>> PANELIST: I would emphasize those points that we really need the stability, also speak freely and emphasize that freely use on the Internet, democracy, the public debate, and, you know, fortunately almost all the western hemisphere, that's very possible. You know, and that freedom needs to be very strong in our hemisphere, which is a very positive thing, and we want to see around the world more progress made for citizens to speak.
And just on cyber crime, one thing that at the Budapest convention from 2002, that provides very important mechanisms for sharing information to go after cyber crime.

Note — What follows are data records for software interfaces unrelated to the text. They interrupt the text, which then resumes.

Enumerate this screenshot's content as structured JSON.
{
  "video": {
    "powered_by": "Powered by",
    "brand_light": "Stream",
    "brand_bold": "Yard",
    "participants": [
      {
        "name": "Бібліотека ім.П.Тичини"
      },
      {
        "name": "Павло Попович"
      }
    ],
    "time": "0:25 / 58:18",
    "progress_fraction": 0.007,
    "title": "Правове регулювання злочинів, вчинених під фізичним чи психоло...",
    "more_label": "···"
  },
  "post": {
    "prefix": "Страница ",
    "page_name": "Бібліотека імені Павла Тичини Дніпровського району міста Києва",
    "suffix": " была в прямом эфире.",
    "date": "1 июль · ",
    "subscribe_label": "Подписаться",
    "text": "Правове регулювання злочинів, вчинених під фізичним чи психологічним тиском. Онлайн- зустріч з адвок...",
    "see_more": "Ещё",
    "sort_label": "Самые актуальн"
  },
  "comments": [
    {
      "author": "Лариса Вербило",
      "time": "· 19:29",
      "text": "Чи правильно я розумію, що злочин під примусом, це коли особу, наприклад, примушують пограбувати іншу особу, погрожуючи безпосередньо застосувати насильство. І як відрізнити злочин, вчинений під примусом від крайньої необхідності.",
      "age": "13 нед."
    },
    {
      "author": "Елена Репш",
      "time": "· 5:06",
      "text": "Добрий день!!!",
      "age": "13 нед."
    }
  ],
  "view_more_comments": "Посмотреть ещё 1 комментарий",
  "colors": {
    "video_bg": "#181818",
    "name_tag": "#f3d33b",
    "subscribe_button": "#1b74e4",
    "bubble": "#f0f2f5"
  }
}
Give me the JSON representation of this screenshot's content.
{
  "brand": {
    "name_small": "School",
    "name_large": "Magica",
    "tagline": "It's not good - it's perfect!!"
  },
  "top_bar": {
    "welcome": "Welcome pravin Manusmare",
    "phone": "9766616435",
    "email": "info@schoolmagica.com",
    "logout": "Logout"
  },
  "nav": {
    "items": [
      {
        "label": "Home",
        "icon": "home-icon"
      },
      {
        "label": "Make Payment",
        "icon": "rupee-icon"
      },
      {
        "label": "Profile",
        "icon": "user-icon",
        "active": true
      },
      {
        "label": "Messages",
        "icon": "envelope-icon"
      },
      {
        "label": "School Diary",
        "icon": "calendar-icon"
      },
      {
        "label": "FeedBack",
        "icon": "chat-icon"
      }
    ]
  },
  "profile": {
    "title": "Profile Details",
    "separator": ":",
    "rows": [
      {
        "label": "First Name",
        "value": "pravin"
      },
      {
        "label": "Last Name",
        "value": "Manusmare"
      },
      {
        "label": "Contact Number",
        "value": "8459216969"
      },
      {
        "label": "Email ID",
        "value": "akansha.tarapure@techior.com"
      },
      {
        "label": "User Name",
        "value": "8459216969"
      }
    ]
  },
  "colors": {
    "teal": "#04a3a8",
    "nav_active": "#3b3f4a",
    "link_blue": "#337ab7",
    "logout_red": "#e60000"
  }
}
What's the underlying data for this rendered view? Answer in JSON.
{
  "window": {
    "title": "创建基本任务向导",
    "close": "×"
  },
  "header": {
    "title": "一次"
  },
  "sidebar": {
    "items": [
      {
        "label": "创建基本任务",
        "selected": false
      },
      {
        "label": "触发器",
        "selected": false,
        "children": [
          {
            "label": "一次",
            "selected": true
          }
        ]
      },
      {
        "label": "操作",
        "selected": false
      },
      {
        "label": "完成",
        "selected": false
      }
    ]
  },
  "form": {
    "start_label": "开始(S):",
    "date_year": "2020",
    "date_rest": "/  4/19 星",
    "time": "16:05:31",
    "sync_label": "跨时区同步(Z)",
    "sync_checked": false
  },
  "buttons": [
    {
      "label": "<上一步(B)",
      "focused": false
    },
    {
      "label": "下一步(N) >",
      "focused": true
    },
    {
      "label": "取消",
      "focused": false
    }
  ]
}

>> MODERATOR: I believe, you know, it has to be in a way that is transparent. Also, we need to allow governments to have the tools to be able to prosecute and to investigate cyber crimes. And to allow ourselves to be protected in such a way that we are in a country where certain things are happening. Crimes have been committed. So with those two mechanisms need to be, of course, implemented in such a way that are implemented in a first‑world environment and can be shared, the mechanisms. You know, many countries are in a situation ‑‑ and I can only speak as to Mexico ‑‑ where more and more advances in the technology and more and more technologies have been invented. And there needs to be a response. And technology and solutions. And while implementing those solutions, you know, could be the implementation of this reaction. There has to be collaboration with society, collaboration with legislation around it. But that's a conversation that needs to happen. This is not a misuse of these technologies and so on. But the use of these technologies to be able to protect ourselves from the crimes being committed. Which is in member states, within Mexico at least, basically the cyber crimes fell, this actually happened (?)
>> MODERATOR: With that, we'd like to thank Barbara for your participation and all of you for your time and interest for being here. Thank you very much, and we'll adjourn the session.
[ Applause ]
(The session concluded at 16:13.)